How to complete this task: Please report every line of the listing below that has the word "Celsius" in it.

+++ Source information

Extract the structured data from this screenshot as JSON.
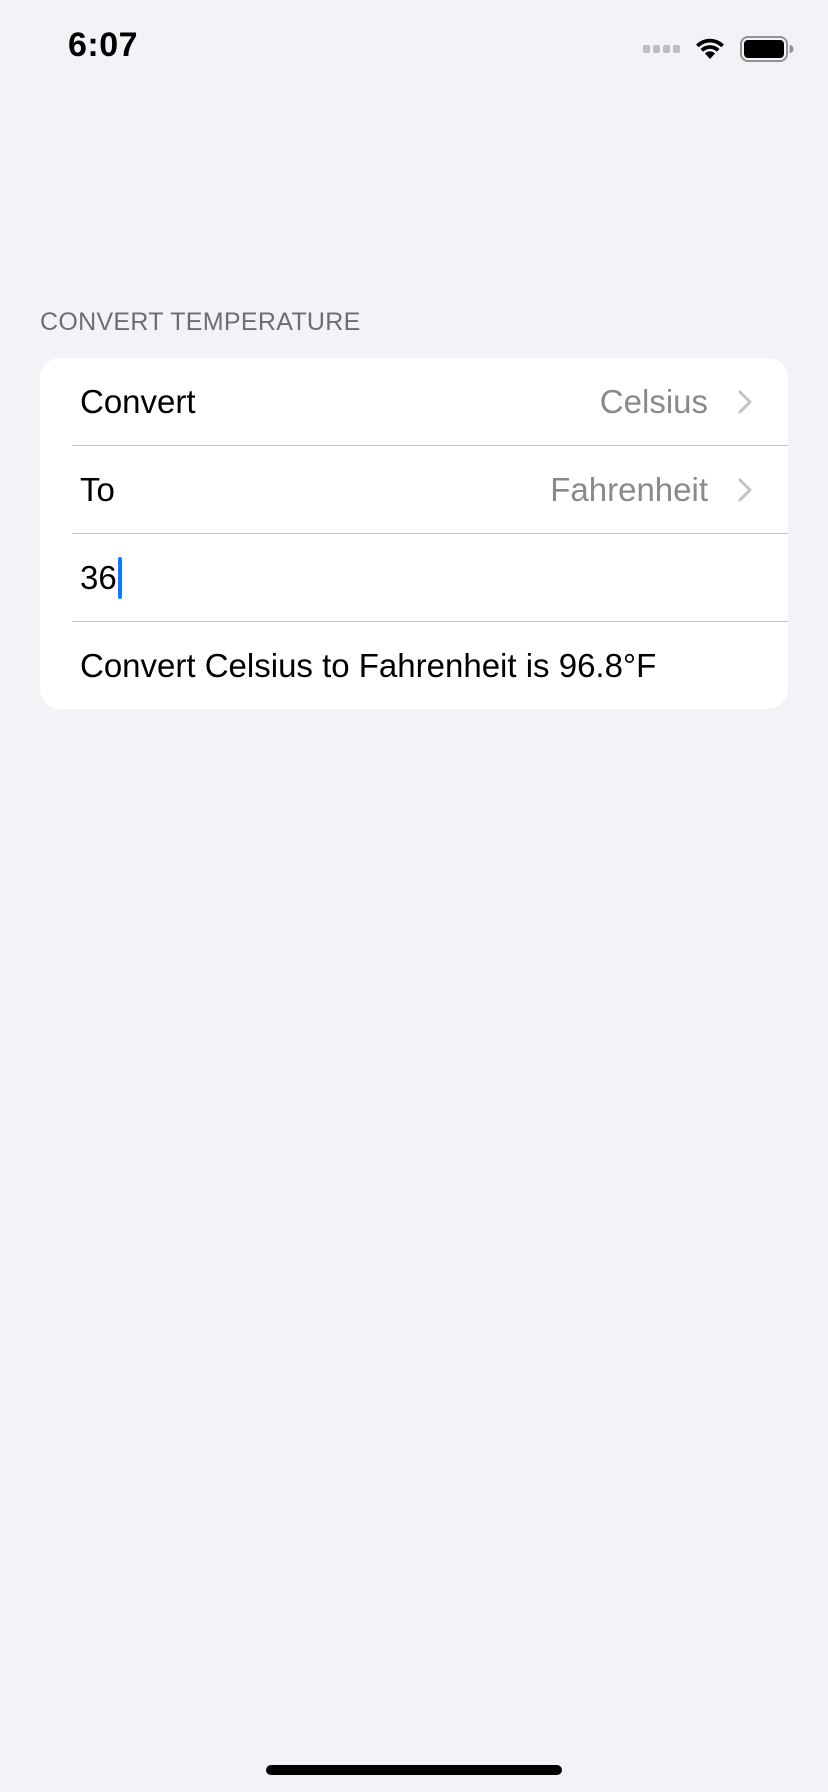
{
  "status_bar": {
    "time": "6:07"
  },
  "section": {
    "header": "CONVERT TEMPERATURE"
  },
  "form": {
    "convert_label": "Convert",
    "convert_value": "Celsius",
    "to_label": "To",
    "to_value": "Fahrenheit",
    "input_value": "36",
    "result_text": "Convert Celsius to Fahrenheit is 96.8°F"
  },
  "colors": {
    "background": "#f2f2f7",
    "accent": "#0a7bff",
    "secondary_text": "#8a8a8e"
  },
  "icons": {
    "signal": "signal-icon",
    "wifi": "wifi-icon",
    "battery": "battery-icon",
    "chevron": "chevron-right-icon"
  }
}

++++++

Solution to this exercise:
    "convert_value": "Celsius",
    "result_text": "Convert Celsius to Fahrenheit is 96.8°F"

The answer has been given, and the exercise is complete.